Groupware's third use, activity tracking, is its most common application. In the equity division of a leading Swiss bank, for example, stockbrokers are in constant contact with representatives from more than 50 major clients. All contacts are now recorded with access open to all users. Pre-groupware, none of the brokers knew what their colleagues were saying. Now that they know of every contact that has been made, they are much better informed and morale has improved considerably.
Zeneca Pharmaceuticals International has found groupware similarly useful. Graham Burton, IT manager in Zeneca Pharma's UK sales organisation, has installed Notes, 'on a wall-to-wall basis'. About half the staff are salesmen working from home and can look up details of their customers before making calls. They know of every contact made with the customer by every member of Zeneca staff and the information flow has alerted them to others in the organisation who can help with marketing.
Co-operation rather than competition characterises the groupware ethos. Firms who use Notes often wish to share experiences with one another and this facility is provided by the Lotus User Group which manages a discussion database. A growing number of large corporate Notes users - already 120 - are joining the group which also provides technical support and a variety of services, including access to World-Wide Web and the Internet.

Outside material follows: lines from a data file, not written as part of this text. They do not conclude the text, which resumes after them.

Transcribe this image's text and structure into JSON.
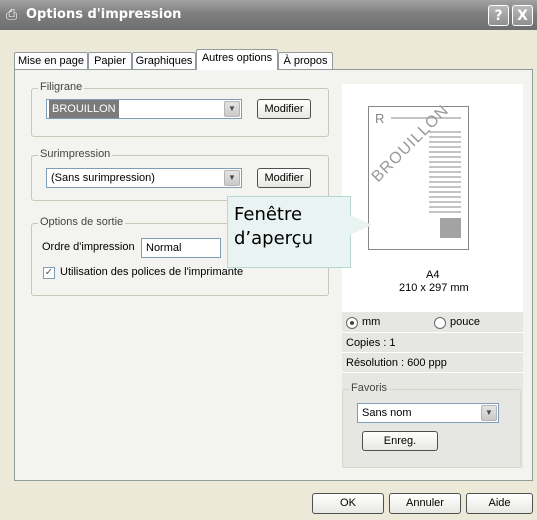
{
  "window": {
    "title": "Options d'impression",
    "help_btn": "?",
    "close_btn": "X"
  },
  "tabs": [
    {
      "label": "Mise en page"
    },
    {
      "label": "Papier"
    },
    {
      "label": "Graphiques"
    },
    {
      "label": "Autres options"
    },
    {
      "label": "À propos"
    }
  ],
  "filigrane": {
    "label": "Filigrane",
    "value": "BROUILLON",
    "modify": "Modifier"
  },
  "surimpression": {
    "label": "Surimpression",
    "value": "(Sans surimpression)",
    "modify": "Modifier"
  },
  "output": {
    "label": "Options de sortie",
    "order_label": "Ordre d'impression",
    "order_value": "Normal",
    "fonts_checkbox": "Utilisation des polices de l'imprimante",
    "fonts_checked": true
  },
  "preview": {
    "paper_letter": "R",
    "watermark": "BROUILLON",
    "size_name": "A4",
    "size_dims": "210 x 297 mm",
    "unit_mm": "mm",
    "unit_inch": "pouce",
    "unit_selected": "mm",
    "copies": "Copies : 1",
    "resolution": "Résolution : 600 ppp"
  },
  "favoris": {
    "label": "Favoris",
    "value": "Sans nom",
    "save": "Enreg."
  },
  "callout": {
    "line1": "Fenêtre",
    "line2": "d’aperçu"
  },
  "footer": {
    "ok": "OK",
    "cancel": "Annuler",
    "help": "Aide"
  }
}
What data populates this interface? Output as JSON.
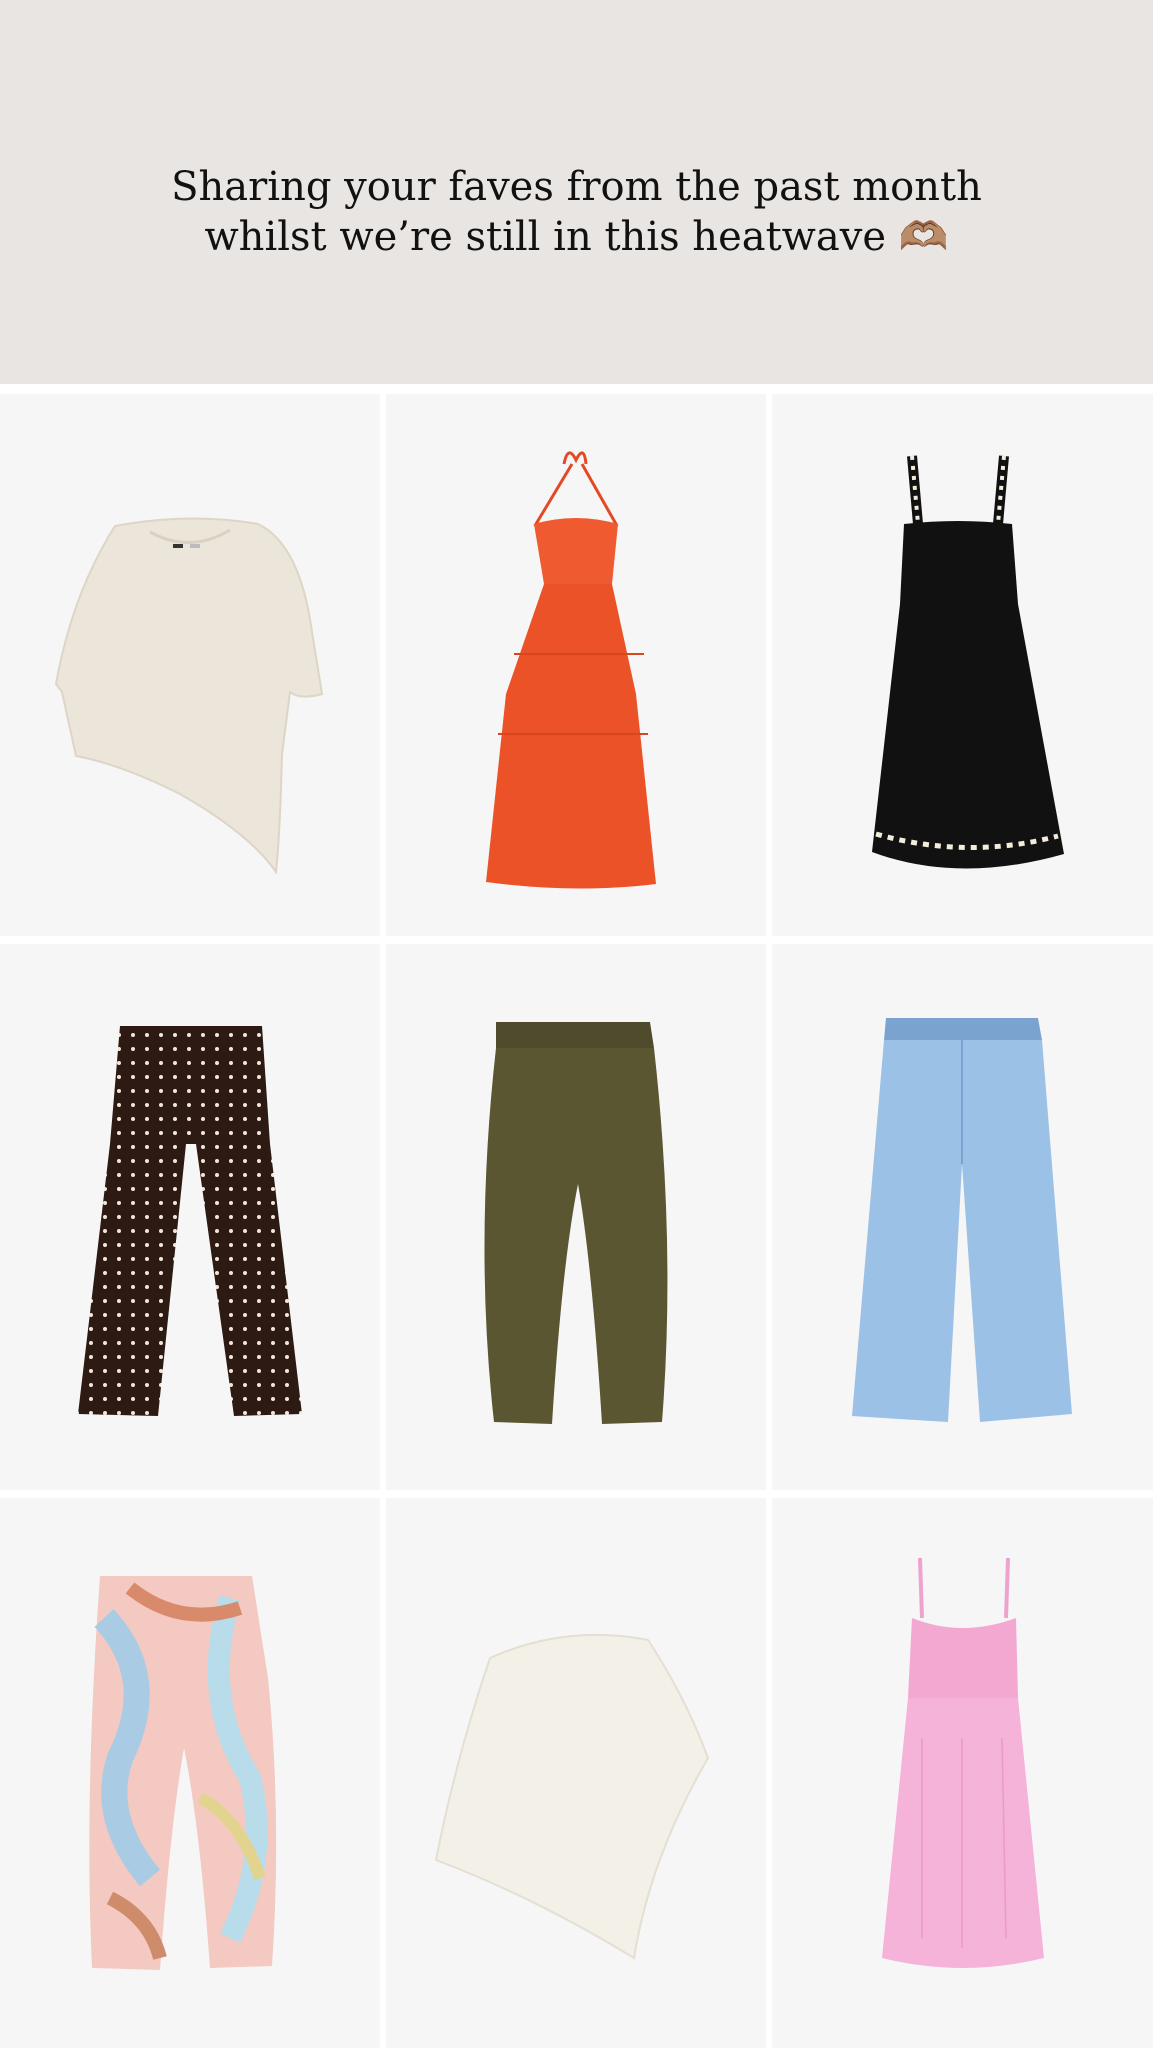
{
  "header": {
    "title": "Sharing your faves from the past month whilst we’re still in this heatwave 🫶🏽"
  },
  "products": [
    {
      "name": "cream asymmetric knit top"
    },
    {
      "name": "red halter tiered maxi dress"
    },
    {
      "name": "black ric-rac trim midi dress"
    },
    {
      "name": "brown polka dot wide trousers"
    },
    {
      "name": "khaki barrel trousers"
    },
    {
      "name": "light wash wide leg jeans"
    },
    {
      "name": "pastel swirl print trousers"
    },
    {
      "name": "white asymmetric knit poncho"
    },
    {
      "name": "pink tiered maxi sundress"
    }
  ],
  "colors": {
    "header_bg": "#e8e5e2",
    "tile_bg": "#f6f6f7"
  }
}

Chairman Simon Moores and User Group members talk of the changes that groupware has brought about: strong support for team working; a huge reduction in the use of paper; better information at meetings; shorter, sharper meetings with better decisions, improved internal communication.Unilever is one of many firms which have found that groupware leads naturally to business process re-engineering and to 'virtual teams' consisting of people in different disciplines and departments across different countries. The old communications tools - mail, fax, phone and messaging - were inadequate. Groupware is the perfect team tool.
While users are convinced of groupware's merits, it has taken time for firms to work out the best formula for its implementation. Two mistakes commonly occur. The first is to have a lengthy pilot scheme during which the impetus may be lost. The other is to let user departments implement groupware on their own. Lacking sufficient technical expertise, users can duplicate applications, design applications poorly and set up directories and an overall structure that is restrictive when the system expands. Ideally there should be IT control of standards and structure. But Professor Holtham of the City University Business School warns that IT departments can smother groupware which, in essence, is a strategic user-led concept. The solution is for IT staff to get closer to users and more firms are indeed setting up teams consisting of both IT staff and users for developing applications.
Smoothing the way for co-operation between the IT department and end-users is not, however, groupware's greatest challenge. Research by International Data Corporation suggests that the greatest benefits came from cross-enterprise or extended-enterprise systems where customers, suppliers, business partners and retail outlets all have access to a firm's databases. However, extending the co-operative ethos from within to between organisations may, for many, prove too much of a cultural shock.